**Work required**
Exclude all pictures, then restate the entries below word for word.
####
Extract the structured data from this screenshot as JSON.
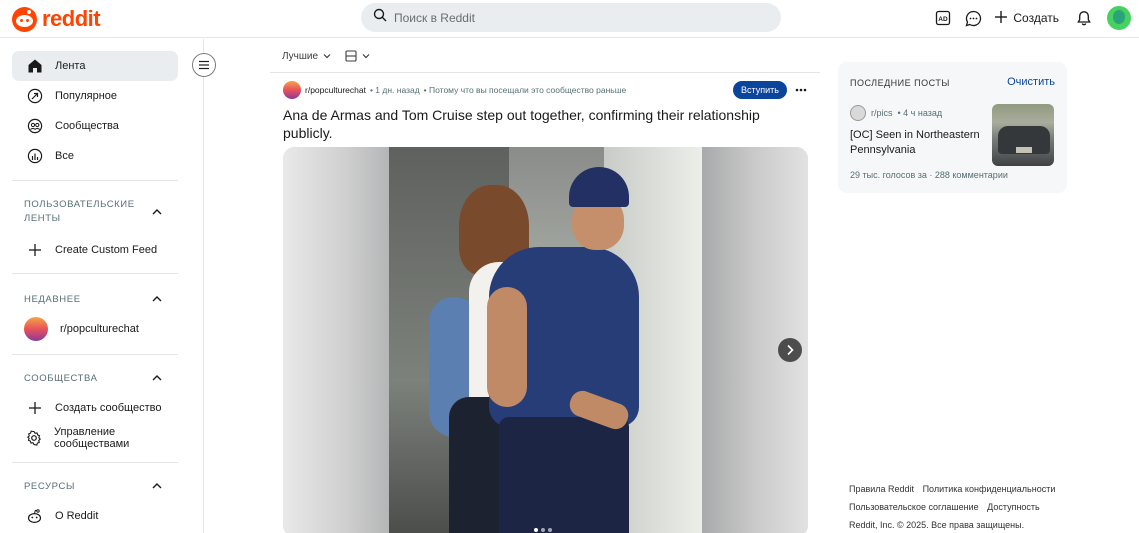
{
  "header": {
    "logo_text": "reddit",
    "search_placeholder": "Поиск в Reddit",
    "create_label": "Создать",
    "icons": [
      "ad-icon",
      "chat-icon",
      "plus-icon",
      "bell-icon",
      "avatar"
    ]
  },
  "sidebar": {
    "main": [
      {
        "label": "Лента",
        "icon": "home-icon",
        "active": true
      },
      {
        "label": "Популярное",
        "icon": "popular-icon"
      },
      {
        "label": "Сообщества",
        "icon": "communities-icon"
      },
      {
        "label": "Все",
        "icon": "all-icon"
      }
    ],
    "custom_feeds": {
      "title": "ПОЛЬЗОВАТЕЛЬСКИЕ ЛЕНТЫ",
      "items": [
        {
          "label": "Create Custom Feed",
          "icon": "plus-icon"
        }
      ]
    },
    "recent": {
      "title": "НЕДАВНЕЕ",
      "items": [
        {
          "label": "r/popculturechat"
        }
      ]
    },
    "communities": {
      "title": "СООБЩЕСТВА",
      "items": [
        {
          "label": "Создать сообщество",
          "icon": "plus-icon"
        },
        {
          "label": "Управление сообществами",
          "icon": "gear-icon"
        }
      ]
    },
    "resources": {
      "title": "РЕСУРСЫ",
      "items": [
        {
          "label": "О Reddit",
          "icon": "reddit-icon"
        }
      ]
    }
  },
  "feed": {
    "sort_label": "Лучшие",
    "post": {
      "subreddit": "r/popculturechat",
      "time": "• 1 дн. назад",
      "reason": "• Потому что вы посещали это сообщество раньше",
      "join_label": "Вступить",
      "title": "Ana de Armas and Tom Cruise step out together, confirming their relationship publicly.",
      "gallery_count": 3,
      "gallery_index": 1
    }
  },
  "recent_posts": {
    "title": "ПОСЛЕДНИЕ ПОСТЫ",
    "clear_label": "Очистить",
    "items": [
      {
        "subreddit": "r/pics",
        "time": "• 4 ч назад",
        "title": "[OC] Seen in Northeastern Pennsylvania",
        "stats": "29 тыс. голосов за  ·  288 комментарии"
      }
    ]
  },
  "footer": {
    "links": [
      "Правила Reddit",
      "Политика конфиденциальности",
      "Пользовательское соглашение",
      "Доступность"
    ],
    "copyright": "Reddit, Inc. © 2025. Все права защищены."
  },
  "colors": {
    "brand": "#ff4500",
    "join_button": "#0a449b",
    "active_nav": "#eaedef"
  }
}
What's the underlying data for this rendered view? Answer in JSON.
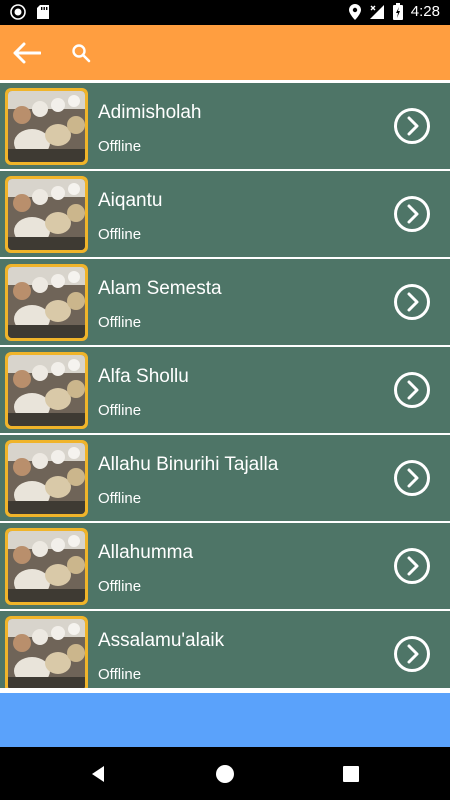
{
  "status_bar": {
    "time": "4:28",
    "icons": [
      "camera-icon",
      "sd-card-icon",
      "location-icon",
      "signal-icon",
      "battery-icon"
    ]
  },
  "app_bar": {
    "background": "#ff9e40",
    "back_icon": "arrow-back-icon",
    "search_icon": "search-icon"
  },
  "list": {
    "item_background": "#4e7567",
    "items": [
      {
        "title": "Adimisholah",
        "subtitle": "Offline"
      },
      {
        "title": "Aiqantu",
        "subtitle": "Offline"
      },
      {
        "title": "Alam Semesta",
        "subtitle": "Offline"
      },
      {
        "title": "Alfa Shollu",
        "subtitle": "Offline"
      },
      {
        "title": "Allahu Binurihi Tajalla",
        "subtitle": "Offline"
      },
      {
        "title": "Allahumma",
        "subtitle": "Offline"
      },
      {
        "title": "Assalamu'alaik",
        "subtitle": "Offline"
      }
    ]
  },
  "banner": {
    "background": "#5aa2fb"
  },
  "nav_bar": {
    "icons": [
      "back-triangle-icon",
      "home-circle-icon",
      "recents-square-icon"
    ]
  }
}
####
**Finished exercise**
Extract the structured data from this screenshot as JSON.
{
  "header": {
    "logo_text": "reddit",
    "search_placeholder": "Поиск в Reddit",
    "create_label": "Создать",
    "icons": [
      "ad-icon",
      "chat-icon",
      "plus-icon",
      "bell-icon",
      "avatar"
    ]
  },
  "sidebar": {
    "main": [
      {
        "label": "Лента",
        "icon": "home-icon",
        "active": true
      },
      {
        "label": "Популярное",
        "icon": "popular-icon"
      },
      {
        "label": "Сообщества",
        "icon": "communities-icon"
      },
      {
        "label": "Все",
        "icon": "all-icon"
      }
    ],
    "custom_feeds": {
      "title": "ПОЛЬЗОВАТЕЛЬСКИЕ ЛЕНТЫ",
      "items": [
        {
          "label": "Create Custom Feed",
          "icon": "plus-icon"
        }
      ]
    },
    "recent": {
      "title": "НЕДАВНЕЕ",
      "items": [
        {
          "label": "r/popculturechat"
        }
      ]
    },
    "communities": {
      "title": "СООБЩЕСТВА",
      "items": [
        {
          "label": "Создать сообщество",
          "icon": "plus-icon"
        },
        {
          "label": "Управление сообществами",
          "icon": "gear-icon"
        }
      ]
    },
    "resources": {
      "title": "РЕСУРСЫ",
      "items": [
        {
          "label": "О Reddit",
          "icon": "reddit-icon"
        }
      ]
    }
  },
  "feed": {
    "sort_label": "Лучшие",
    "post": {
      "subreddit": "r/popculturechat",
      "time": "• 1 дн. назад",
      "reason": "• Потому что вы посещали это сообщество раньше",
      "join_label": "Вступить",
      "title": "Ana de Armas and Tom Cruise step out together, confirming their relationship publicly.",
      "gallery_count": 3,
      "gallery_index": 1
    }
  },
  "recent_posts": {
    "title": "ПОСЛЕДНИЕ ПОСТЫ",
    "clear_label": "Очистить",
    "items": [
      {
        "subreddit": "r/pics",
        "time": "• 4 ч назад",
        "title": "[OC] Seen in Northeastern Pennsylvania",
        "stats": "29 тыс. голосов за  ·  288 комментарии"
      }
    ]
  },
  "footer": {
    "links": [
      "Правила Reddit",
      "Политика конфиденциальности",
      "Пользовательское соглашение",
      "Доступность"
    ],
    "copyright": "Reddit, Inc. © 2025. Все права защищены."
  },
  "colors": {
    "brand": "#ff4500",
    "join_button": "#0a449b",
    "active_nav": "#eaedef"
  }
}
What's the underlying data for this rendered view? Answer in JSON.
{
  "status_bar": {
    "time": "4:28",
    "icons": [
      "camera-icon",
      "sd-card-icon",
      "location-icon",
      "signal-icon",
      "battery-icon"
    ]
  },
  "app_bar": {
    "background": "#ff9e40",
    "back_icon": "arrow-back-icon",
    "search_icon": "search-icon"
  },
  "list": {
    "item_background": "#4e7567",
    "items": [
      {
        "title": "Adimisholah",
        "subtitle": "Offline"
      },
      {
        "title": "Aiqantu",
        "subtitle": "Offline"
      },
      {
        "title": "Alam Semesta",
        "subtitle": "Offline"
      },
      {
        "title": "Alfa Shollu",
        "subtitle": "Offline"
      },
      {
        "title": "Allahu Binurihi Tajalla",
        "subtitle": "Offline"
      },
      {
        "title": "Allahumma",
        "subtitle": "Offline"
      },
      {
        "title": "Assalamu'alaik",
        "subtitle": "Offline"
      }
    ]
  },
  "banner": {
    "background": "#5aa2fb"
  },
  "nav_bar": {
    "icons": [
      "back-triangle-icon",
      "home-circle-icon",
      "recents-square-icon"
    ]
  }
}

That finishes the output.